Cosco, the operator of Greece’s Piraeus Port Authority (PPA), plans to build a fourth container pier, expanding the port’s capacity to over 10m teu and making it comparable to the biggest Northern European ports.

The port’s management has already communicated its plan to Greece’s recently elected Prime Minister Kyriakos Mitsotakis, and is a key component of a new master plan to be submitted  for approval 20 August.

Mistotakis has made the more private investment in the country’s ports, a government policy priority.

In the PPA’s new master plan, construction of a fourth pier will increase the port’s capacity by 2.8m teu and expand total investment in the port by $224m to just short of $900m.

Piraeus is already the largest container handler in the Mediterranean and is the sixth largest in Europe, while the recently released UNCTAD ranking of the world’s best-connected ports reveals investments by Cosco has benefited Piraeus to make the best-connected port in the Mediterranean in 2019.
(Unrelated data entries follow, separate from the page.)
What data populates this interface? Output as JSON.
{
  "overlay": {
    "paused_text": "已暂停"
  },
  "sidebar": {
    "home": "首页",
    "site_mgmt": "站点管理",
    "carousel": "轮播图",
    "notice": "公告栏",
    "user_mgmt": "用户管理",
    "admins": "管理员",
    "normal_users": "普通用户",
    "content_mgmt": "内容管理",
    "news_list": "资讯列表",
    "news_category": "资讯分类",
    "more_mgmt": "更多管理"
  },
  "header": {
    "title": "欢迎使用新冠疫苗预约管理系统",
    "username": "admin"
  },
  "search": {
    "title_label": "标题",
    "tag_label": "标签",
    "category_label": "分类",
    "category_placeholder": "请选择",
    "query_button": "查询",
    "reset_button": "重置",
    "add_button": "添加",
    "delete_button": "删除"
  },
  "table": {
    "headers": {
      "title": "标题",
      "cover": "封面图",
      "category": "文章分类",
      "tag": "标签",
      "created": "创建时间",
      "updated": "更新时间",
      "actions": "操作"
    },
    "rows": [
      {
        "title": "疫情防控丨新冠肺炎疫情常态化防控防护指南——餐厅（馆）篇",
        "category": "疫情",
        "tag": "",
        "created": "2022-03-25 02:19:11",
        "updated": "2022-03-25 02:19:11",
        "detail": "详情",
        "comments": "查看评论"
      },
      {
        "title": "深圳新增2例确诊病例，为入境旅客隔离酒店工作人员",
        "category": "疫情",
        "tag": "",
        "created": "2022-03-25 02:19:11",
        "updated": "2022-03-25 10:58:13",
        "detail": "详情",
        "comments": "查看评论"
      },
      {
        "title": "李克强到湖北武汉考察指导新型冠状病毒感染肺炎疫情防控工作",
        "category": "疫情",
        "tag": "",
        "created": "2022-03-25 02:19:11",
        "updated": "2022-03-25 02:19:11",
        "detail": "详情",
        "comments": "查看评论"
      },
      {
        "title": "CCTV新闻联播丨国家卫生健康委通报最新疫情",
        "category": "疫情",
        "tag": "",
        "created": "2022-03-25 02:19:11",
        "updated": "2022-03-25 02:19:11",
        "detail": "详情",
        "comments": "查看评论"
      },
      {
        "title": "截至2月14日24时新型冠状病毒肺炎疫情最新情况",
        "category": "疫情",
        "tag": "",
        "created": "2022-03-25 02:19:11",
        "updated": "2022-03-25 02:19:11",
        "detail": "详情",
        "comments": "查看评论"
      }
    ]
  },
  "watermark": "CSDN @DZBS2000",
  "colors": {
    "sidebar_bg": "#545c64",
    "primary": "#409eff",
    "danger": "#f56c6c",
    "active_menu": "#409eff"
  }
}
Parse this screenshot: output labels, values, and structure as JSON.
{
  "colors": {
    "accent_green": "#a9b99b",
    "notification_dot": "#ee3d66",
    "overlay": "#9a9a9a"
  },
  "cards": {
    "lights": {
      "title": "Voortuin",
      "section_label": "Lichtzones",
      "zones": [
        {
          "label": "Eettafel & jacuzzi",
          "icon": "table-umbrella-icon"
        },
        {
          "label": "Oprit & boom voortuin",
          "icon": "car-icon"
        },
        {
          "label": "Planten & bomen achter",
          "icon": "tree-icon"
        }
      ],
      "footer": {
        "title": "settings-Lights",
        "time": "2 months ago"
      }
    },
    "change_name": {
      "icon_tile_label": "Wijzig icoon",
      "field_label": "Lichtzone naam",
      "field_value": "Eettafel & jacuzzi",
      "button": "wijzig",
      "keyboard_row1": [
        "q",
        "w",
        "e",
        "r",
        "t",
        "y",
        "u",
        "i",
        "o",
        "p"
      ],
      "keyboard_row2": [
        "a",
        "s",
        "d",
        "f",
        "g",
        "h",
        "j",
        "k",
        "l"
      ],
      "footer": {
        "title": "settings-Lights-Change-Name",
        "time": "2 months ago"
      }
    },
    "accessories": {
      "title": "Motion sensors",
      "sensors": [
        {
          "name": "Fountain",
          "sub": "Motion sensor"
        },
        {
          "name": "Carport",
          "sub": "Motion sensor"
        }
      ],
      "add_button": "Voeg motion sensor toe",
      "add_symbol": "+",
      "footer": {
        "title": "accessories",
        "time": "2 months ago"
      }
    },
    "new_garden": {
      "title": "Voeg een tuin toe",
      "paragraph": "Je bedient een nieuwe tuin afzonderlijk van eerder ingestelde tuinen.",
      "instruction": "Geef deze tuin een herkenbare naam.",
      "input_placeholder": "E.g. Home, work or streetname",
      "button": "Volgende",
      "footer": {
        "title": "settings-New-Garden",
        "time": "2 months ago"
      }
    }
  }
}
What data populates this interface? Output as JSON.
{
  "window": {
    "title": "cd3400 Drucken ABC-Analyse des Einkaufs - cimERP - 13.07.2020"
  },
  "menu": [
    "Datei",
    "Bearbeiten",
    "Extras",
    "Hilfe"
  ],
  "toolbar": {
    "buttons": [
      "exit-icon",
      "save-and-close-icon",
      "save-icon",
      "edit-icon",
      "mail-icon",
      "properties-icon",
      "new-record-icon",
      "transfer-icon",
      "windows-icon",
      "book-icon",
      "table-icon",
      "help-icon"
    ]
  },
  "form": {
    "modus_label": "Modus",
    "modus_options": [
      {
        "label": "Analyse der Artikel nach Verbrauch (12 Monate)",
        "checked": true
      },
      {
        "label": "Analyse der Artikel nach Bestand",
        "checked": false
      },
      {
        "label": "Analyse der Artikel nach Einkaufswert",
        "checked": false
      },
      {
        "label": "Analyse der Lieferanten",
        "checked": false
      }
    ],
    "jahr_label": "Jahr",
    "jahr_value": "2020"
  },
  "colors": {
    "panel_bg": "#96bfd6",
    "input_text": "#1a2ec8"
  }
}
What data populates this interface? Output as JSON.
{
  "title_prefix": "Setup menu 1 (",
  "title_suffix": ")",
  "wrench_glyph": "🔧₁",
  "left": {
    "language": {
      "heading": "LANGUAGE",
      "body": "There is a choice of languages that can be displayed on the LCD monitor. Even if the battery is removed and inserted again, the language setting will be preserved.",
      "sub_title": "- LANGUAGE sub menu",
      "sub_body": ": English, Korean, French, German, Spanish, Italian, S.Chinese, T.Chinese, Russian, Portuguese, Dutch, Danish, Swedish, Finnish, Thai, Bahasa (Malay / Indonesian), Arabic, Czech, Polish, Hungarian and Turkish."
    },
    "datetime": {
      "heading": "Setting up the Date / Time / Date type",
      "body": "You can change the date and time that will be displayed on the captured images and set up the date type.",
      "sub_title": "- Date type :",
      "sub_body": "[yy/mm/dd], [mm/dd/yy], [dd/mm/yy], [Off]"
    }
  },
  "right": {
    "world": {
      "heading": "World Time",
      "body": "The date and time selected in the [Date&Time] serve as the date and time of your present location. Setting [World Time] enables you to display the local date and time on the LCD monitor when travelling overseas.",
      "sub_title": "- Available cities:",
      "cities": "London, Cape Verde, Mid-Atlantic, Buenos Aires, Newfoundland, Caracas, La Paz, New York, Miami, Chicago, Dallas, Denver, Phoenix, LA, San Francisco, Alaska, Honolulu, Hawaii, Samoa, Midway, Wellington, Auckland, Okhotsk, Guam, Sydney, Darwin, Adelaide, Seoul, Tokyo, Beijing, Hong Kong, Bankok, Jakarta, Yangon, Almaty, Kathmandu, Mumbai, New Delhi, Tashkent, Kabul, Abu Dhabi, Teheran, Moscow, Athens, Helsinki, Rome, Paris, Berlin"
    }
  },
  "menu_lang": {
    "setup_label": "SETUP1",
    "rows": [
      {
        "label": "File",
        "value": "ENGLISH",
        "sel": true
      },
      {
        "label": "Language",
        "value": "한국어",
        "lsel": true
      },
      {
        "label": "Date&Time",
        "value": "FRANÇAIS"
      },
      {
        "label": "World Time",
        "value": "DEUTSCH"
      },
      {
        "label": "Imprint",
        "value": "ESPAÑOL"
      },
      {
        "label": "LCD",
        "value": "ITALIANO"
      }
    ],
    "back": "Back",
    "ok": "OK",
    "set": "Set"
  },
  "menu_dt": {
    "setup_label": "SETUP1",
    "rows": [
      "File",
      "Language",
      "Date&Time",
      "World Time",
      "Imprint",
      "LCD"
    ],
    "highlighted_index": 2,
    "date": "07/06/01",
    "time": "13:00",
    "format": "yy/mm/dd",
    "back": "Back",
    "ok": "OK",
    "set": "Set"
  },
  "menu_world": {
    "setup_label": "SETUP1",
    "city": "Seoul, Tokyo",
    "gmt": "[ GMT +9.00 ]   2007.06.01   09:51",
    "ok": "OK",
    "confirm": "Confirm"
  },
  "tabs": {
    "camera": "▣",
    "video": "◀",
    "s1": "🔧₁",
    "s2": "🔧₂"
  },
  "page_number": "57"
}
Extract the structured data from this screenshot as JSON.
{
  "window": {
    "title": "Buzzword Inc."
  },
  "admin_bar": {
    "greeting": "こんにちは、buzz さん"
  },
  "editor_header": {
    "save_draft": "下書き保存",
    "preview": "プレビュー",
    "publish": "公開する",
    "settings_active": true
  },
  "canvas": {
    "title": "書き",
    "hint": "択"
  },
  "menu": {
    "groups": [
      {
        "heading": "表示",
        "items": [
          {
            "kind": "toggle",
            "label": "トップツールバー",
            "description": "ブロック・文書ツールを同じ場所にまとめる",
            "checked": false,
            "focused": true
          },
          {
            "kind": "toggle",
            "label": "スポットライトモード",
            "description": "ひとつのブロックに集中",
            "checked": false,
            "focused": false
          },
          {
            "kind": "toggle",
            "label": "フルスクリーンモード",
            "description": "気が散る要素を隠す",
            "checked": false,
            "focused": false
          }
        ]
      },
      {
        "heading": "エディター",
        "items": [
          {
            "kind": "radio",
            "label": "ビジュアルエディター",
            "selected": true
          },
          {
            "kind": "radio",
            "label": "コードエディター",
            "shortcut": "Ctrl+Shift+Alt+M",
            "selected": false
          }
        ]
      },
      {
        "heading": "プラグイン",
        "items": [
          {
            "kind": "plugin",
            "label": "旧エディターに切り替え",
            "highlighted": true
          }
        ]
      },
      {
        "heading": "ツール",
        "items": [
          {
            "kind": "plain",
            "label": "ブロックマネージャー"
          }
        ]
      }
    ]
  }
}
“A container port’s performance is a critical factor that can determine transport costs and, by extension, trade competitiveness,” said UNCTAD’s director of technology and logistics, Shamika N. Sirimanne.

Container traffic at Piraeus port reached 4.9m teu in 2018, 18.4% higher than the previous year, and over 700% higher than when the Chinese company was first awarded the operation of Pier II. Since then, it has built Pier III. In 2019, traffic is estimated to rise to 5.5-5.6m teu. With the planned completion of the western part of Pier III, capacity will reach 7.5m teu and the new pier IV will add another 2.8m teu.

Read more: Political opposition intensifies to Cosco Shipping’s investment plans for Piraeus port

The port authority’s master plan will be submitted to the Port Design and Development Committee, a body made up of high-ranking official from several ministries. This is the same committee that had rejected a large part of Cosco’s investment plans, ostensibly for environmental and archaeological reasons.

But really there was strong opposition from local bodies opposed to Cosco’s plans to build a shopping center at the cruise liner terminal and private individuals and associations that want to develop city properties and who are opposed to Cosco plans to build four hotels in the port.

There has also been opposition from logistics operators to Cosco building warehouses.